ALBANY—The mid-year budget deficit has now grown to $3.2 billion, and an estimated $6.8 billion next year, David Paterson said at a leaders meeting.
“We now have a $10 billion budget deficit. The plan that I issued just two weeks ago reduces that deficit by half,” Paterson said. “In this period of time, I recognize the need for deliberation and also the legislative prerogative hold hearings to exact public input. And I have tried to be patient with that, in spite of the fact that we’re up against a mid- December deadline.”
“We cannot afford to not make these cuts,” he added.
The number is higher than the $2.1 billion projected in July, and higher than the $3 billion figure Paterson has been using at leaders meetings. Yesterday, Lieutenant Governor Richard Ravitch predicted $25 billion in deficit over the next two-and-a-half years, which seems in line with this estimate. (Ravitch, at the leaders meeting, said $3.2 billion this year is “a responsible number to shoot at.”)
The rest of the meeting–which started nearly 30 minutes late because Senate Democratic Leader John Sampson was tardy–was similar to past meetings. Sampson hemmed and hawed, talking after bait by Assembly Minority Leader Brian Kolb about the need to “understand that the people bearing these cuts have a voice” and that “we’re not with cutting services to children, to seniors, education. These are things that will have serious impact upon our constituents in the state of New York.”
Paterson said to Sampson: “In the state of California they heard from the people in that state. They had a referendum, about what they would cut, and they got nothing–except the legislators’ salaries. Which they did.”
Toward the end of the meeting, Sheldon Silver took exception with a suggestion David Paterson made that higher income taxes–which Silver pushed–are driving people out of the state. It was kind of awkward.
Paterson is sticking by his declaration that legislators come back to Albany on Nov. 10, after he addresses a joint session of the legislature. He expects them to abide.

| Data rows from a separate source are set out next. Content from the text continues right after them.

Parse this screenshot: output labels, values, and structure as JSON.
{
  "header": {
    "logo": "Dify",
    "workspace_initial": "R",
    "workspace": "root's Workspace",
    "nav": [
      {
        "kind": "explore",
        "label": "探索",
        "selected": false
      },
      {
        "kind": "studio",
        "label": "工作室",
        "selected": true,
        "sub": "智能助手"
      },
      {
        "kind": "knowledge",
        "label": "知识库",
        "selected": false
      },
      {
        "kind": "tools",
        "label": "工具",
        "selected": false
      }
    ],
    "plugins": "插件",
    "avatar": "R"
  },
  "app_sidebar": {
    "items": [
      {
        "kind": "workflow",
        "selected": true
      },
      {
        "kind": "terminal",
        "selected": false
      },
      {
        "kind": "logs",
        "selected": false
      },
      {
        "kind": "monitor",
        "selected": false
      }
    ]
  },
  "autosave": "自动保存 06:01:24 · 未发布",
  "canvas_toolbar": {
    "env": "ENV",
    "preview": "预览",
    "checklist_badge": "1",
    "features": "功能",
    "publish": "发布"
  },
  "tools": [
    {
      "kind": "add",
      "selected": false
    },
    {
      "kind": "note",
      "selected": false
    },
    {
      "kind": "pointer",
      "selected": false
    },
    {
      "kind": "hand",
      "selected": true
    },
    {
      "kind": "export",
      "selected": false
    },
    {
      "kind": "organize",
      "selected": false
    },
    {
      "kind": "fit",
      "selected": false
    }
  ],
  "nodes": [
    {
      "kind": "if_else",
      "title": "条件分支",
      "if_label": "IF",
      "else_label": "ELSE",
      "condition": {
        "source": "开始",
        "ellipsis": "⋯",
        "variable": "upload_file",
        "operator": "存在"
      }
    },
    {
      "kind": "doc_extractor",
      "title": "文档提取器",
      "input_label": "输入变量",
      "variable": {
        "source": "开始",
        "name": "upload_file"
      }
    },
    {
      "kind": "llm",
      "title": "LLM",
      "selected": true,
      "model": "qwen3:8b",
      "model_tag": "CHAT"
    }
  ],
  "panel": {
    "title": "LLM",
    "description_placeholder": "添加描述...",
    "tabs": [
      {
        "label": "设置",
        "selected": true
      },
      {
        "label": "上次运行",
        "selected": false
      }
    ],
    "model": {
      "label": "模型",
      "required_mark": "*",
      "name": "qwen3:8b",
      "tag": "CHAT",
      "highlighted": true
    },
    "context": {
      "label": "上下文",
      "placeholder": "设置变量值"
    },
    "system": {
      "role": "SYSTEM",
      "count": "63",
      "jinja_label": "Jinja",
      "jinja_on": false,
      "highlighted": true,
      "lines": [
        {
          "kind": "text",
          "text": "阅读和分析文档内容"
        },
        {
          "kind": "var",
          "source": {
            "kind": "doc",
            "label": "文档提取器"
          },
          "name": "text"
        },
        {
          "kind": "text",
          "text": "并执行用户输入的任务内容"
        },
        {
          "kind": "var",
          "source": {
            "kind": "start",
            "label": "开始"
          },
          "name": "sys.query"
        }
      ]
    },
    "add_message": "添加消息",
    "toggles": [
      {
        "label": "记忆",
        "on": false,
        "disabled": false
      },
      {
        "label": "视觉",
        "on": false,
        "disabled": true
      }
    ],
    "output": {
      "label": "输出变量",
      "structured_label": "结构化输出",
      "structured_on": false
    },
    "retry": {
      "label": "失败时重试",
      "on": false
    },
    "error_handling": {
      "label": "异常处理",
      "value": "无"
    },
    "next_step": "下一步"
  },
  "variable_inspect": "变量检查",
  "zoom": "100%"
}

“We haven’t totally agreed on the plan, but I thought they stated their intention to come back and be serious,” Paterson said. “I don’t think there’s any need to speculate: they’ll come back, and we’ll stay there until we get it done.”